*EXERCISE OBJECTIVE:* State how many lines in the entries below hold the word "icon", with nothing besides the number.

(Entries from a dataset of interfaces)
===============

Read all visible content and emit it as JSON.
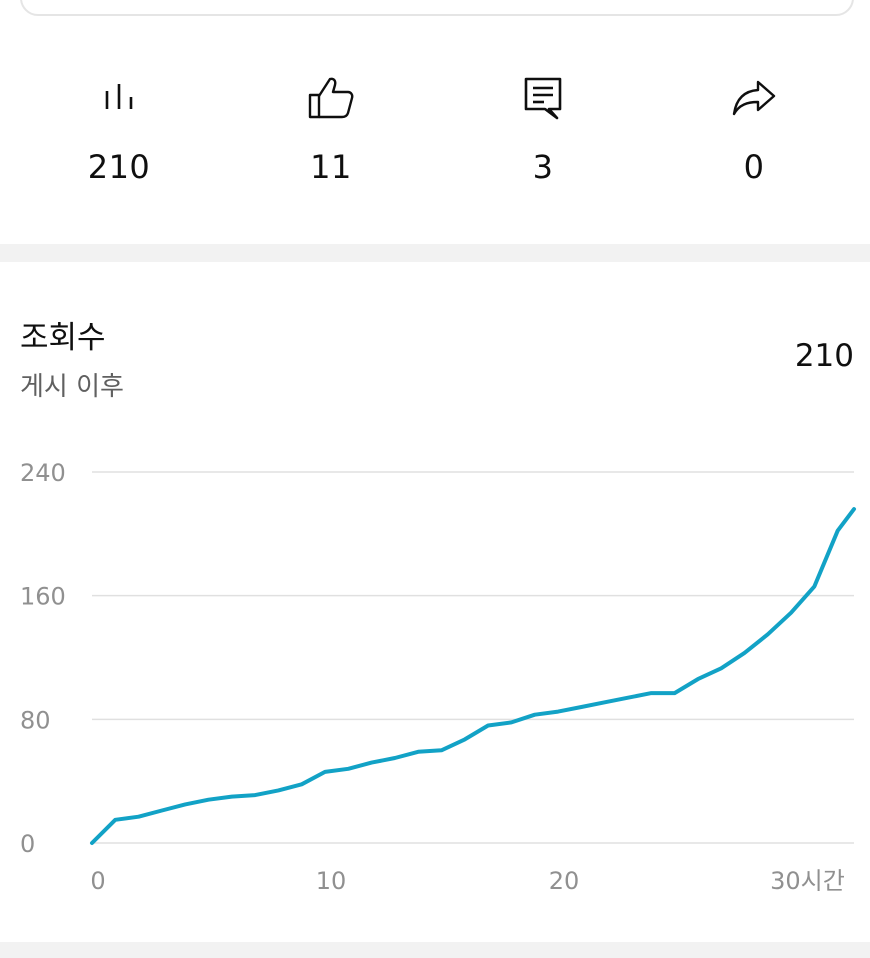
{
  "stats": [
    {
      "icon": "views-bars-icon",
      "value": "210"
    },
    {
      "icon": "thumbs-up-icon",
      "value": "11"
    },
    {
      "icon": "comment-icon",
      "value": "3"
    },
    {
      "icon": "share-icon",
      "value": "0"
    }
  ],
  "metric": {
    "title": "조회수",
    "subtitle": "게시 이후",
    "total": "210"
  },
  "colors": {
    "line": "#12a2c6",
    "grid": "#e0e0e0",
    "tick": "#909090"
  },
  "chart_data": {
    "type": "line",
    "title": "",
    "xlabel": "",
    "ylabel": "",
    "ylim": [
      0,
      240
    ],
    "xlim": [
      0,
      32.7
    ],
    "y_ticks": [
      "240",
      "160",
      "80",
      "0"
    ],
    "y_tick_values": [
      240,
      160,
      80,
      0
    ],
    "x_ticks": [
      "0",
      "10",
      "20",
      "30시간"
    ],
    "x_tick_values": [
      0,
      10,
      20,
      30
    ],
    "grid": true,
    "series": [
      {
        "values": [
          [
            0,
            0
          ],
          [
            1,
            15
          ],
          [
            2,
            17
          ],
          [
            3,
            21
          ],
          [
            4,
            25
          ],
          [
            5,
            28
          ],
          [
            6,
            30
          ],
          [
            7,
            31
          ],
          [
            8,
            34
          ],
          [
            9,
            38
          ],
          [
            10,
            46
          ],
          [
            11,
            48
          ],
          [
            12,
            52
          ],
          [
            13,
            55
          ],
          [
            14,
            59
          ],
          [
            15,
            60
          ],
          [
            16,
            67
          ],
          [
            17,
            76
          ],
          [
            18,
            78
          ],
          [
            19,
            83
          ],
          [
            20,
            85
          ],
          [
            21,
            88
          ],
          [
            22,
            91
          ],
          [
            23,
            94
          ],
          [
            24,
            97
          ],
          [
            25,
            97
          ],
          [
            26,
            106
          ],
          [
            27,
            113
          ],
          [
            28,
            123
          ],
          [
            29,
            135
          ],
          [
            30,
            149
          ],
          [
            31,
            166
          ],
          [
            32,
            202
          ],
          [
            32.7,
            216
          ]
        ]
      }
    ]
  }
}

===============

*EXERCISE RESULT:* 4